An intelligent piece by Andrew Edgecliffe-Johnson that looks at the realities of running a non-profit journalism venture, in this instance ProPublica.
Despite its Pulitzer Prize win, the site still needs the leverage afforded by partnerships with traditional media, says editor-in-chief Paul Steiger: “[O]ne of ProPublica’s biggest stories: on its own website, it attracted 60,000 page views. But on its partner newspaper’s site it was read 1.1m times.”
Yet business models being tested by other for-profit media may not fit the bill for a non-profit news organisation:
In spite of others’ hopes for “tip jar” models, donations from readers have so far been small. An appeal after ProPublica’s Pulitzer win only paid for the celebratory champagne.
Mr Steiger says the online subscription experiments being launched from News International to the New York Times hold little appeal. “We want our stuff to have an impact. It seems a little counterproductive to say ‘pay us’.”
A useful analysis from the States that tackles some of the tricky ground for non-profit journalistic endeavours.
How can such centers and networks, with their many types of journalists, agree on editorial standards and practices?

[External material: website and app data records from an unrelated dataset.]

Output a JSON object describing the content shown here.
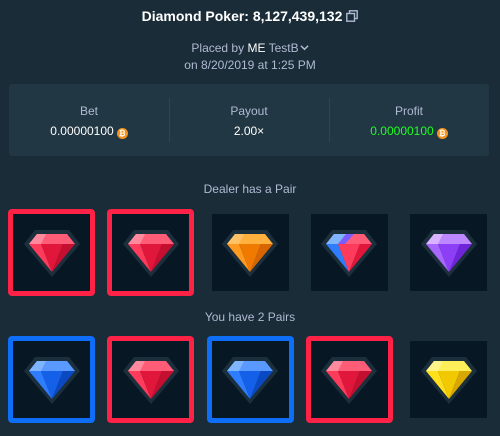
{
  "header": {
    "title": "Diamond Poker: 8,127,439,132",
    "placed_prefix": "Placed by",
    "user": "ME",
    "username": "TestB",
    "date_line": "on 8/20/2019 at 1:25 PM"
  },
  "stats": {
    "bet_label": "Bet",
    "bet_value": "0.00000100",
    "payout_label": "Payout",
    "payout_value": "2.00×",
    "profit_label": "Profit",
    "profit_value": "0.00000100",
    "coin_symbol": "₿",
    "profit_color": "#1fff20"
  },
  "dealer": {
    "label": "Dealer has a Pair",
    "cards": [
      {
        "gem": "red",
        "highlight": "red"
      },
      {
        "gem": "red",
        "highlight": "red"
      },
      {
        "gem": "orange",
        "highlight": "none"
      },
      {
        "gem": "blue-red",
        "highlight": "none"
      },
      {
        "gem": "purple",
        "highlight": "none"
      }
    ]
  },
  "player": {
    "label": "You have 2 Pairs",
    "cards": [
      {
        "gem": "blue",
        "highlight": "blue"
      },
      {
        "gem": "red",
        "highlight": "red"
      },
      {
        "gem": "blue",
        "highlight": "blue"
      },
      {
        "gem": "red",
        "highlight": "red"
      },
      {
        "gem": "yellow",
        "highlight": "none"
      }
    ]
  },
  "colors": {
    "background": "#1a2c38",
    "panel": "#213743",
    "highlight_red": "#fe2247",
    "highlight_blue": "#0f6ef7"
  },
  "icons": {
    "copy": "copy-icon",
    "chevron": "chevron-down-icon",
    "coin": "bitcoin-icon",
    "gem": "diamond-gem-icon"
  }
}
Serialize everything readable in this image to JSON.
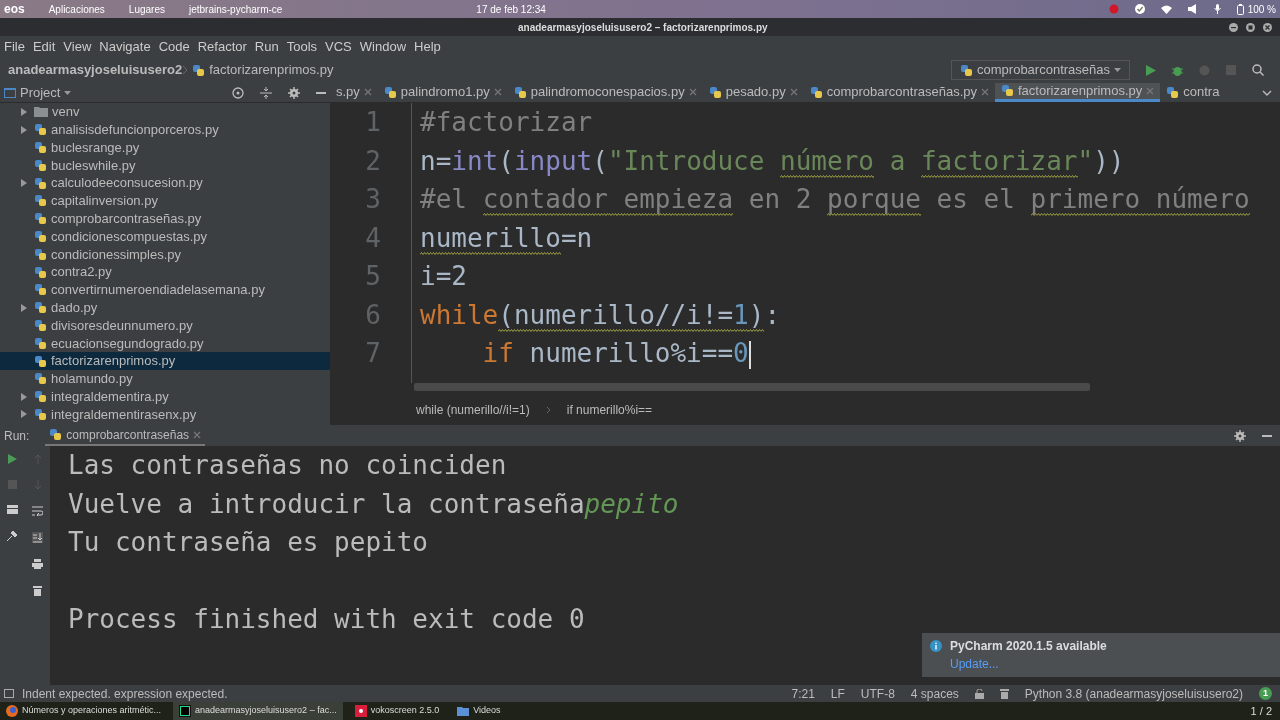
{
  "system_bar": {
    "logo": "eos",
    "menus": [
      "Aplicaciones",
      "Lugares",
      "jetbrains-pycharm-ce"
    ],
    "clock": "17 de feb 12:34",
    "battery": "100 %"
  },
  "window": {
    "title": "anadearmasyjoseluisusero2 – factorizarenprimos.py"
  },
  "menu": [
    "File",
    "Edit",
    "View",
    "Navigate",
    "Code",
    "Refactor",
    "Run",
    "Tools",
    "VCS",
    "Window",
    "Help"
  ],
  "breadcrumb": [
    "anadearmasyjoseluisusero2",
    "factorizarenprimos.py"
  ],
  "run_config": "comprobarcontraseñas",
  "project_panel": {
    "title": "Project",
    "items": [
      {
        "label": "venv",
        "kind": "folder",
        "expandable": true,
        "selected": false
      },
      {
        "label": "analisisdefuncionporceros.py",
        "kind": "file",
        "expandable": true,
        "selected": false
      },
      {
        "label": "buclesrange.py",
        "kind": "file",
        "expandable": false,
        "selected": false
      },
      {
        "label": "bucleswhile.py",
        "kind": "file",
        "expandable": false,
        "selected": false
      },
      {
        "label": "calculodeeconsucesion.py",
        "kind": "file",
        "expandable": true,
        "selected": false
      },
      {
        "label": "capitalinversion.py",
        "kind": "file",
        "expandable": false,
        "selected": false
      },
      {
        "label": "comprobarcontraseñas.py",
        "kind": "file",
        "expandable": false,
        "selected": false
      },
      {
        "label": "condicionescompuestas.py",
        "kind": "file",
        "expandable": false,
        "selected": false
      },
      {
        "label": "condicionessimples.py",
        "kind": "file",
        "expandable": false,
        "selected": false
      },
      {
        "label": "contra2.py",
        "kind": "file",
        "expandable": false,
        "selected": false
      },
      {
        "label": "convertirnumeroendiadelasemana.py",
        "kind": "file",
        "expandable": false,
        "selected": false
      },
      {
        "label": "dado.py",
        "kind": "file",
        "expandable": true,
        "selected": false
      },
      {
        "label": "divisoresdeunnumero.py",
        "kind": "file",
        "expandable": false,
        "selected": false
      },
      {
        "label": "ecuacionsegundogrado.py",
        "kind": "file",
        "expandable": false,
        "selected": false
      },
      {
        "label": "factorizarenprimos.py",
        "kind": "file",
        "expandable": false,
        "selected": true
      },
      {
        "label": "holamundo.py",
        "kind": "file",
        "expandable": false,
        "selected": false
      },
      {
        "label": "integraldementira.py",
        "kind": "file",
        "expandable": true,
        "selected": false
      },
      {
        "label": "integraldementirasenx.py",
        "kind": "file",
        "expandable": true,
        "selected": false
      }
    ]
  },
  "tabs": [
    {
      "label": "s.py",
      "selected": false,
      "closable": true
    },
    {
      "label": "palindromo1.py",
      "selected": false,
      "closable": true
    },
    {
      "label": "palindromoconespacios.py",
      "selected": false,
      "closable": true
    },
    {
      "label": "pesado.py",
      "selected": false,
      "closable": true
    },
    {
      "label": "comprobarcontraseñas.py",
      "selected": false,
      "closable": true
    },
    {
      "label": "factorizarenprimos.py",
      "selected": true,
      "closable": true
    },
    {
      "label": "contra",
      "selected": false,
      "closable": false
    }
  ],
  "editor": {
    "lines": [
      {
        "number": "1",
        "segments": [
          {
            "text": "#factorizar",
            "kind": "comment",
            "warn": false
          }
        ]
      },
      {
        "number": "2",
        "segments": [
          {
            "text": "n=",
            "kind": "plain",
            "warn": false
          },
          {
            "text": "int",
            "kind": "builtin",
            "warn": false
          },
          {
            "text": "(",
            "kind": "plain",
            "warn": false
          },
          {
            "text": "input",
            "kind": "builtin",
            "warn": false
          },
          {
            "text": "(",
            "kind": "plain",
            "warn": false
          },
          {
            "text": "\"Introduce ",
            "kind": "string",
            "warn": false
          },
          {
            "text": "número",
            "kind": "string",
            "warn": true
          },
          {
            "text": " a ",
            "kind": "string",
            "warn": false
          },
          {
            "text": "factorizar",
            "kind": "string",
            "warn": true
          },
          {
            "text": "\"",
            "kind": "string",
            "warn": false
          },
          {
            "text": "))",
            "kind": "plain",
            "warn": false
          }
        ]
      },
      {
        "number": "3",
        "segments": [
          {
            "text": "#el ",
            "kind": "comment",
            "warn": false
          },
          {
            "text": "contador",
            "kind": "comment",
            "warn": true
          },
          {
            "text": " empieza",
            "kind": "comment",
            "warn": true
          },
          {
            "text": " en 2 ",
            "kind": "comment",
            "warn": false
          },
          {
            "text": "porque",
            "kind": "comment",
            "warn": true
          },
          {
            "text": " es el ",
            "kind": "comment",
            "warn": false
          },
          {
            "text": "primero",
            "kind": "comment",
            "warn": true
          },
          {
            "text": " número",
            "kind": "comment",
            "warn": true
          }
        ]
      },
      {
        "number": "4",
        "segments": [
          {
            "text": "numerillo",
            "kind": "plain",
            "warn": true
          },
          {
            "text": "=n",
            "kind": "plain",
            "warn": false
          }
        ]
      },
      {
        "number": "5",
        "segments": [
          {
            "text": "i=2",
            "kind": "plain",
            "warn": false
          }
        ]
      },
      {
        "number": "6",
        "segments": [
          {
            "text": "while",
            "kind": "keyword",
            "warn": false
          },
          {
            "text": "(numerillo//i!=",
            "kind": "plain",
            "warn": true
          },
          {
            "text": "1",
            "kind": "number",
            "warn": true
          },
          {
            "text": ")",
            "kind": "plain",
            "warn": true
          },
          {
            "text": ":",
            "kind": "plain",
            "warn": false
          }
        ]
      },
      {
        "number": "7",
        "segments": [
          {
            "text": "    if",
            "kind": "keyword",
            "warn": false
          },
          {
            "text": " numerillo%i==",
            "kind": "plain",
            "warn": false
          },
          {
            "text": "0",
            "kind": "number",
            "warn": false
          }
        ]
      }
    ]
  },
  "code_breadcrumbs": [
    "while (numerillo//i!=1)",
    "if numerillo%i=="
  ],
  "run_panel": {
    "label": "Run:",
    "config": "comprobarcontraseñas",
    "console": [
      {
        "spaced": false,
        "segments": [
          {
            "text": "Las contraseñas no coinciden",
            "kind": "output"
          }
        ]
      },
      {
        "spaced": false,
        "segments": [
          {
            "text": "Vuelve a introducir la contraseña",
            "kind": "output"
          },
          {
            "text": "pepito",
            "kind": "input"
          }
        ]
      },
      {
        "spaced": false,
        "segments": [
          {
            "text": "Tu contraseña es pepito",
            "kind": "output"
          }
        ]
      },
      {
        "spaced": true,
        "segments": [
          {
            "text": "Process finished with exit code 0",
            "kind": "output"
          }
        ]
      }
    ]
  },
  "notification": {
    "title": "PyCharm 2020.1.5 available",
    "link": "Update..."
  },
  "status_bar": {
    "message": "Indent expected. expression expected.",
    "items": [
      "7:21",
      "LF",
      "UTF-8",
      "4 spaces"
    ],
    "interpreter": "Python 3.8 (anadearmasyjoseluisusero2)",
    "badge": "1"
  },
  "taskbar": {
    "items": [
      {
        "label": "Números y operaciones aritmétic...",
        "kind": "browser",
        "selected": false
      },
      {
        "label": "anadearmasyjoseluisusero2 – fac...",
        "kind": "ide",
        "selected": true
      },
      {
        "label": "vokoscreen 2.5.0",
        "kind": "recorder",
        "selected": false
      },
      {
        "label": "Videos",
        "kind": "folder",
        "selected": false
      }
    ],
    "pager": "1 / 2"
  }
}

How can non-profit enterprises be independent if they are closer to, and more dependent on, a small number of supporters? This puts power in the hands of donors.
The Associated Press has signed a deal to distribute the work of of four non-profit journalism groups.
Work by the Center for Public Integrity, the Investigative Reporting Workshop at American University, the Center for Investigative Reporting, and ProPublica will be free for publication by the agency’s 1,500 newspaper members.